Two weeks ago, the poker media related stories of how Full Tilt Poker failed to pay the winners of the Montreal Open, a charity poker tournament organized to raise funds for Miriam Foundation. One of the managers of this event, Morden C. Lazarus, referred to as Cookie, feels that not Full Tilt Poker, but Miriam Foundation is duty bound to pay the winners of this charity event.
The Miriam Foundation, however, begged to differ and filed a “Provisional and Interlocutory Injunction and Introductory Motion for a Permanent Injunction,” in response to which Cookie filed a “Contestation to the Motion.”
Cookie has been practicing law through Lazarus, Charbonneau ever since the late sixties and has served as the legal representatives of several prominent interacting gambling companies. He specializes in gambling laws related to gambling jurisdictions such as Cyprus, Malta, Kahnawake, Antigua, and the Isle of Man. Cookie also played a major role in bringing about a sponsorship agreement between Full Tilt Poker and Miriam Foundation.
In a recent interview with Poker News, Cookie admitted that Miriam Foundation does great work and that he will never dispute that fact; however, he objects to the foundation’s move in taking an injunction against him irrespective of the fact that he had helped raise millions of dollars for them for the past six years.

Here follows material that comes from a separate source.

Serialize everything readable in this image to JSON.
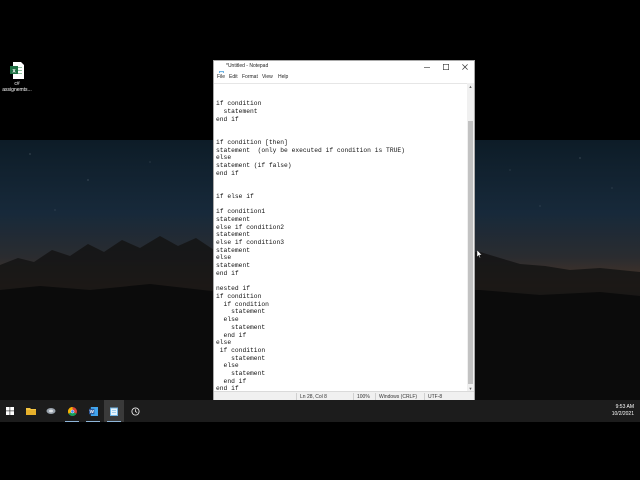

Stating that he was absolutely unaware that the foundation will file a case against him, he said that he had absolutely no intention to use the moniker Montreal Open and doesn’t even wish to do so in future as the Montreal Open winners have not been paid.
He also said that Miriam Foundation wrongly feels that the winners are associated with Full Tilt Poker; on the other hand, the winners are definitely linked to Miriam Foundation, which signed a sponsorship contract with Full Tilt Poker, according to which the online poker room would sponsor the event and pay the winners. If Full Tilt Poker does not pay up, Miriam Foundation is obliged to pay the winners.
Stating that Miriam Foundation received all the funds generated by the charity poker tournament in the form of entry fees, rebuys, and sponsorship funds, he said that the foundation never published the accounts although he feels that it has received over $800k. While Cookie has not expressed interest in suing the foundation on behalf of the Montreal Open winners, he has definitely advised them to see a lawyer.